Lines that include the word "Iklan" should be copied from the listing that follows.
○ ○ ○
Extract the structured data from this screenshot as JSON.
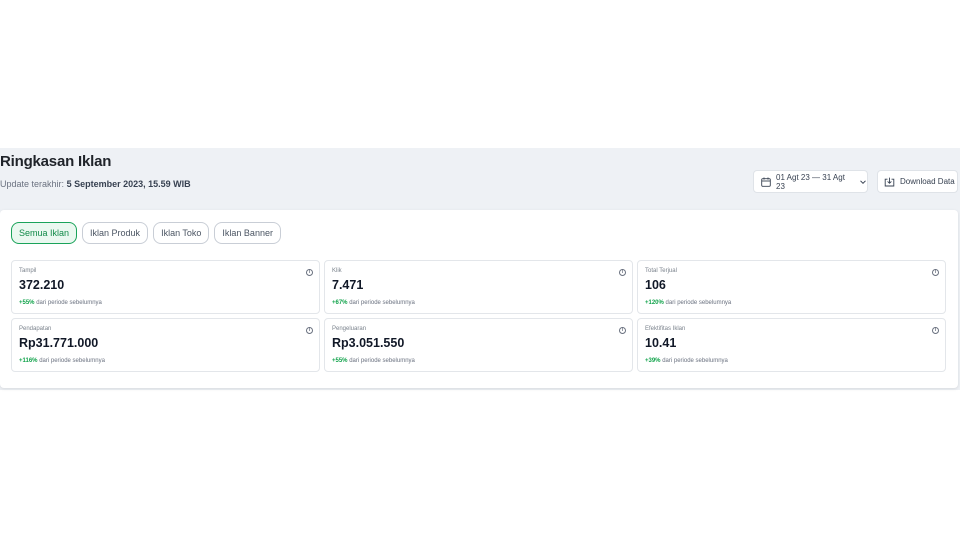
{
  "header": {
    "title": "Ringkasan Iklan",
    "update_prefix": "Update terakhir:",
    "update_value": "5 September 2023, 15.59 WIB"
  },
  "controls": {
    "date_range": "01 Agt 23 — 31 Agt 23",
    "download_label": "Download Data"
  },
  "tabs": [
    {
      "label": "Semua Iklan",
      "active": true
    },
    {
      "label": "Iklan Produk",
      "active": false
    },
    {
      "label": "Iklan Toko",
      "active": false
    },
    {
      "label": "Iklan Banner",
      "active": false
    }
  ],
  "metrics": [
    {
      "label": "Tampil",
      "value": "372.210",
      "change": "+55%",
      "change_text": "dari periode sebelumnya"
    },
    {
      "label": "Klik",
      "value": "7.471",
      "change": "+67%",
      "change_text": "dari periode sebelumnya"
    },
    {
      "label": "Total Terjual",
      "value": "106",
      "change": "+120%",
      "change_text": "dari periode sebelumnya"
    },
    {
      "label": "Pendapatan",
      "value": "Rp31.771.000",
      "change": "+116%",
      "change_text": "dari periode sebelumnya"
    },
    {
      "label": "Pengeluaran",
      "value": "Rp3.051.550",
      "change": "+55%",
      "change_text": "dari periode sebelumnya"
    },
    {
      "label": "Efektifitas Iklan",
      "value": "10.41",
      "change": "+39%",
      "change_text": "dari periode sebelumnya"
    }
  ],
  "colors": {
    "accent_green": "#11a34b",
    "band_background": "#eef1f5"
  },
  "icons": {
    "date": "calendar-icon",
    "date_dropdown": "chevron-down-icon",
    "download": "download-icon",
    "metric_info": "info-icon"
  }
}
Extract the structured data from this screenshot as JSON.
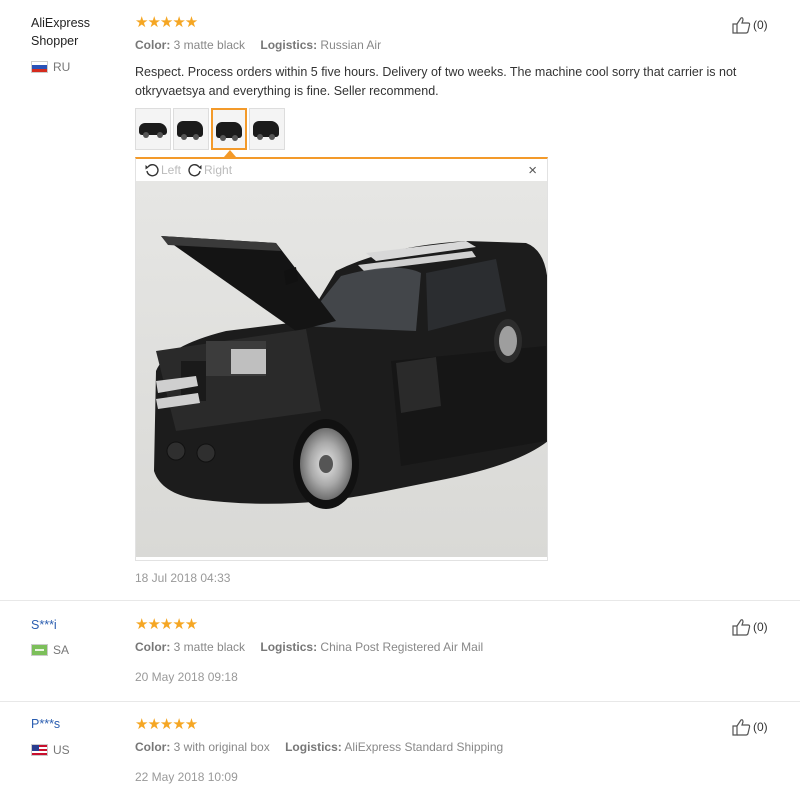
{
  "reviews": [
    {
      "user": "AliExpress Shopper",
      "country": "RU",
      "stars": "★★★★★",
      "color_label": "Color:",
      "color_value": "3 matte black",
      "logistics_label": "Logistics:",
      "logistics_value": "Russian Air",
      "helpful": "(0)",
      "text": "Respect. Process orders within 5 five hours. Delivery of two weeks. The machine cool sorry that carrier is not otkryvaetsya and everything is fine. Seller recommend.",
      "viewer": {
        "left": "Left",
        "right": "Right",
        "close": "×"
      },
      "date": "18 Jul 2018 04:33"
    },
    {
      "user": "S***i",
      "country": "SA",
      "stars": "★★★★★",
      "color_label": "Color:",
      "color_value": "3 matte black",
      "logistics_label": "Logistics:",
      "logistics_value": "China Post Registered Air Mail",
      "helpful": "(0)",
      "date": "20 May 2018 09:18"
    },
    {
      "user": "P***s",
      "country": "US",
      "stars": "★★★★★",
      "color_label": "Color:",
      "color_value": "3 with original box",
      "logistics_label": "Logistics:",
      "logistics_value": "AliExpress Standard Shipping",
      "helpful": "(0)",
      "date": "22 May 2018 10:09"
    }
  ],
  "colors": {
    "star": "#f5a623",
    "accent": "#f39a2a",
    "link": "#2a5db0"
  }
}
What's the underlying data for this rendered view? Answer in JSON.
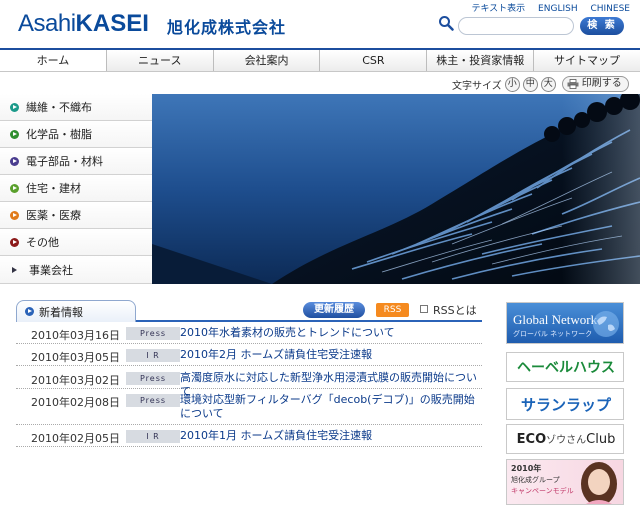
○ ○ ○
Task solution:
    "title": "Ringkasan Iklan",
      "label": "Semua Iklan",
      "label": "Iklan Produk",
      "label": "Iklan Toko",
      "label": "Iklan Banner",
      "label": "Efektifitas Iklan",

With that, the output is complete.